First fight. Romantic rivals. Long distance relationships. The conflict in Tsuki ga Kirei is real to life. I meet consistently with college students who attend my church, and these are some of the problems they’re dealing with in relationships. And of course, I’ve been there myself.
The beauty of Tsuki ga Kirei is in evoking an idealized and lovely version of adolescent love, while infusing that image with legitimacy through reasonable (if poor) decision making by characters, the awkwardness of youth, and situations that the characters deal with (and which most of us will deal with at some point, too).
But what I think is interesting about Tsuki ga Kirei is that instead of making these situations, these relationship “markers” into obstacles, as you would see in many anime focusing on romantic relationships, both new (ex. Nisekoi) and old (ex. Maisson Ikkoku), this series takes the route of a Kimi ni Todoke or Ore Monogatari and turns these troubling events into detours, challenges that might upset us, might cause us trouble, but which also navigate it to the place we would like to go. Akane and Kotaro grow more intimate each time they deal with a problem; they’re learning to be a couple by facing couple issues.

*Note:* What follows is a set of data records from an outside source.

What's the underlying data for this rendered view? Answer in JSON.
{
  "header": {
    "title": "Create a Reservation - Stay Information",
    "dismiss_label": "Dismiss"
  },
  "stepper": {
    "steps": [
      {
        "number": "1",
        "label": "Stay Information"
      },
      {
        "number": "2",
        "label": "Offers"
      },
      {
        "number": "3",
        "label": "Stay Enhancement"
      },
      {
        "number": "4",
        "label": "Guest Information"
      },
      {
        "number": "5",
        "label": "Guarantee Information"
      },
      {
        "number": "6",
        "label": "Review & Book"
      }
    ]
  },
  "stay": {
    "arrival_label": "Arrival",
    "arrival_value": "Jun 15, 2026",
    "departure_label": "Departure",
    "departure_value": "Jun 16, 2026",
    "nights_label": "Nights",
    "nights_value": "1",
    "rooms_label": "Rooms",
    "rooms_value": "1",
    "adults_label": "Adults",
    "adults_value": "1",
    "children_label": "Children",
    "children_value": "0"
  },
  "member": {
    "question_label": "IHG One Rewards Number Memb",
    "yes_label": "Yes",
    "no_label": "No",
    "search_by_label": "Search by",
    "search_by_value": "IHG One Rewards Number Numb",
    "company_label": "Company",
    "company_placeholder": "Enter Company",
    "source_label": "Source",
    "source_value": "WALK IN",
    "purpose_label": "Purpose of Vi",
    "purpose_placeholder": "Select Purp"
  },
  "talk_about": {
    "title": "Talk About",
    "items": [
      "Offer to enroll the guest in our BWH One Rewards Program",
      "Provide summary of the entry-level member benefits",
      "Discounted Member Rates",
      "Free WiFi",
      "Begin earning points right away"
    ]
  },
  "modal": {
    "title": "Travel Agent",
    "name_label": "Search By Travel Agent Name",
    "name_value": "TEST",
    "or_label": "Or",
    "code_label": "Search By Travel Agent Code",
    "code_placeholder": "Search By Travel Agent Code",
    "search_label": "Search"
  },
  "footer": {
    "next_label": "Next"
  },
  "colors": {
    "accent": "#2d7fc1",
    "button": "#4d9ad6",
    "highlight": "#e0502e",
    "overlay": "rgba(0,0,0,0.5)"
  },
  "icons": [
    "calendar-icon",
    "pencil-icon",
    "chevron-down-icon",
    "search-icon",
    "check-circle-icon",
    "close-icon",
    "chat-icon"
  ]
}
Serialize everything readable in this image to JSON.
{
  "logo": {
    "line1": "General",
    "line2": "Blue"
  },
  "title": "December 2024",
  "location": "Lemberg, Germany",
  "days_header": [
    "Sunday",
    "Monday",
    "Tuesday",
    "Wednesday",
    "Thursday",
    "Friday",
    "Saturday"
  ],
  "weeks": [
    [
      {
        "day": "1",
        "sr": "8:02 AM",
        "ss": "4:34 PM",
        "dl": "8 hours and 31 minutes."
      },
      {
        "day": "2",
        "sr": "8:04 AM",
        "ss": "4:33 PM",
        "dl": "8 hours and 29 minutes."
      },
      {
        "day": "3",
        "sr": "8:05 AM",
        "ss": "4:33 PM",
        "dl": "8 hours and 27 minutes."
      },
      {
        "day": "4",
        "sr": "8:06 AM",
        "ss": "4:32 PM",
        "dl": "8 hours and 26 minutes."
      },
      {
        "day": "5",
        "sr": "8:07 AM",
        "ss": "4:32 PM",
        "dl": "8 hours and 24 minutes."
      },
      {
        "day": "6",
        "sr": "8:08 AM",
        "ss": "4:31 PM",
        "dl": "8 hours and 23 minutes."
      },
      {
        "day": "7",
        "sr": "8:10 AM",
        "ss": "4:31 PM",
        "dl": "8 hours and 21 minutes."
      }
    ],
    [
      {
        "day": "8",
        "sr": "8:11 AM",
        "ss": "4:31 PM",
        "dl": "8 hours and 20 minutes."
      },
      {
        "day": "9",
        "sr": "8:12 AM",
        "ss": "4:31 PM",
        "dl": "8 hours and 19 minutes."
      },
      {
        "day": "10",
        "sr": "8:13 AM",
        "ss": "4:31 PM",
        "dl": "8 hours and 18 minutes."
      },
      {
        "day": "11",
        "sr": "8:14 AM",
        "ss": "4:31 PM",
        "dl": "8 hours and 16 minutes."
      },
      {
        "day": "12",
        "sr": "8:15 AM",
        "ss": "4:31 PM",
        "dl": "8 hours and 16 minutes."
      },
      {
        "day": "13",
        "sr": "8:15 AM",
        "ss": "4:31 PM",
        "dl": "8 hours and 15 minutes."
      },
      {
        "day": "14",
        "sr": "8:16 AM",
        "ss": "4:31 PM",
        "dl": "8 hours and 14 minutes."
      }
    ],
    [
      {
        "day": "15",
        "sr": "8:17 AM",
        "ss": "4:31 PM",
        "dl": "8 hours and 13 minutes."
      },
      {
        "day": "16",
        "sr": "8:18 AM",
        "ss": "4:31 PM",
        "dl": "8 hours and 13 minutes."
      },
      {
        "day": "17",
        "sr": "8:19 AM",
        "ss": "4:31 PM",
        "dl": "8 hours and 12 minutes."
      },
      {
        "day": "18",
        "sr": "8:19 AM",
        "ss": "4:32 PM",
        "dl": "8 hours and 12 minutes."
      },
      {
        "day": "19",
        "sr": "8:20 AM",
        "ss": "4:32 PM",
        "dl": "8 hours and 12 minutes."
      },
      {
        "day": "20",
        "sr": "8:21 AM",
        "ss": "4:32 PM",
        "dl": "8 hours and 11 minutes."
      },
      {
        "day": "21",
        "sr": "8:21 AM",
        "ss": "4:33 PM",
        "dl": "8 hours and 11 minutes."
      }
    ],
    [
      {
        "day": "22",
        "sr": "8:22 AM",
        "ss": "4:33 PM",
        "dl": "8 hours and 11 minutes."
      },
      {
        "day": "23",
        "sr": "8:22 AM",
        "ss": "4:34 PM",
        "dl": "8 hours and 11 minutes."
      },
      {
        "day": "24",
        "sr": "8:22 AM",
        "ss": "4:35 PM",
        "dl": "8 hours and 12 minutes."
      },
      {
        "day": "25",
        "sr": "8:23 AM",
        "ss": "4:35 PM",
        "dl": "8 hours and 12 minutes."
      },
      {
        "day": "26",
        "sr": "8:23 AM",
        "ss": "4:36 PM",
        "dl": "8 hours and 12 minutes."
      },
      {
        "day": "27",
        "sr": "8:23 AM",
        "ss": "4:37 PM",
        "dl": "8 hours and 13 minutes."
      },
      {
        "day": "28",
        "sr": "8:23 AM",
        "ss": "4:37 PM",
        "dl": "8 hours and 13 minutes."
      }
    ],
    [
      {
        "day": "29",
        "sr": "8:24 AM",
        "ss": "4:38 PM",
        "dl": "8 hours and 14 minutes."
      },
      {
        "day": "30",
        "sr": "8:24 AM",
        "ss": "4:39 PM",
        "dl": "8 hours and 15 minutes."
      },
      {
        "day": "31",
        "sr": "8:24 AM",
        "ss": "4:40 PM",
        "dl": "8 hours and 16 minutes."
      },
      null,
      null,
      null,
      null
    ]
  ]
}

The depth of the characters, best expressed when they’re in their households and being as annoying as we all our around our family, allows for the show to move in this direction, as they react in the way real people might. In episode nine, for instance, Akane doesn’t tell Kotaro about her family’s possible move to Chiba (hinted at earlier in the series by the way) – it’s not for sure yet, after all, and it’s an uncomfortable subject for the girl to bring up – but she does let it slip to Takumi of all people. It’s only when Kotaro tells his secret that Akane feels led to tell hers.
But even in something like that, in the missteps of youth (not that we’re not above making such mistakes – I do silly things like that even at my age!), I trust the show will do what it’s done all along (no matter what the resolution is). Akane and Kotaro are going to grow, because they’ve demonstrated that while the problems they’ve encountered can be hurtful, and while they’re frustrating, they don’t break them. Indeed, they’ve thus far just drawn them closer together.
My relationship with my wife has been the same; we bond more intimately as we go through hardships together. But it’s not just in marriage or relationships – I’ve seen time and time again in my life the value of challenges, the gift of failing, the blessing of detours. I would like to say that acting like a maniac, as you would in a romantic comedy, is just silliness in a series, but I know I often do the same, overreacting when a detour is set in my path. I learn the hard way when I act like that, when I’m openly frustrated at plans doing awry. It’s humbling to realize that at twice their age, and, you know, being real versus being animated, I need to look at a couple of 15-year-olds and the example they set, that although we might be sad or vexed, we need not depair, for detours are just that – a different way, a new way, of taking you where you were meant to go.
Tsuki ga Kirei is available for streaming at Crunchyroll.